======== DATA EXTRACTS

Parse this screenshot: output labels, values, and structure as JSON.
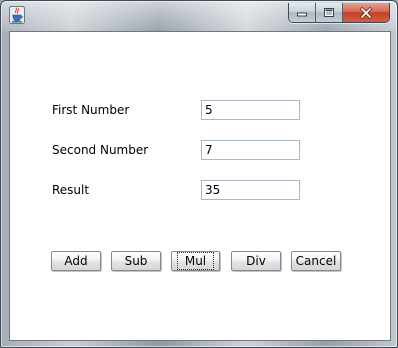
{
  "window": {
    "icon": "java-coffee-cup-icon",
    "controls": [
      "minimize-icon",
      "maximize-icon",
      "close-icon"
    ]
  },
  "form": {
    "first": {
      "label": "First Number",
      "value": "5"
    },
    "second": {
      "label": "Second Number",
      "value": "7"
    },
    "result": {
      "label": "Result",
      "value": "35"
    }
  },
  "buttons": {
    "add": "Add",
    "sub": "Sub",
    "mul": "Mul",
    "div": "Div",
    "cancel": "Cancel"
  },
  "colors": {
    "close_button": "#c7432b",
    "field_border": "#a9b8c6"
  }
}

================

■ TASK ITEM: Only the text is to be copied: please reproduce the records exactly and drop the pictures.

■ WRITTEN RESPONSE:
Parse this screenshot: output labels, values, and structure as JSON.
{
  "window": {
    "icon": "java-coffee-cup-icon",
    "controls": [
      "minimize-icon",
      "maximize-icon",
      "close-icon"
    ]
  },
  "form": {
    "first": {
      "label": "First Number",
      "value": "5"
    },
    "second": {
      "label": "Second Number",
      "value": "7"
    },
    "result": {
      "label": "Result",
      "value": "35"
    }
  },
  "buttons": {
    "add": "Add",
    "sub": "Sub",
    "mul": "Mul",
    "div": "Div",
    "cancel": "Cancel"
  },
  "colors": {
    "close_button": "#c7432b",
    "field_border": "#a9b8c6"
  }
}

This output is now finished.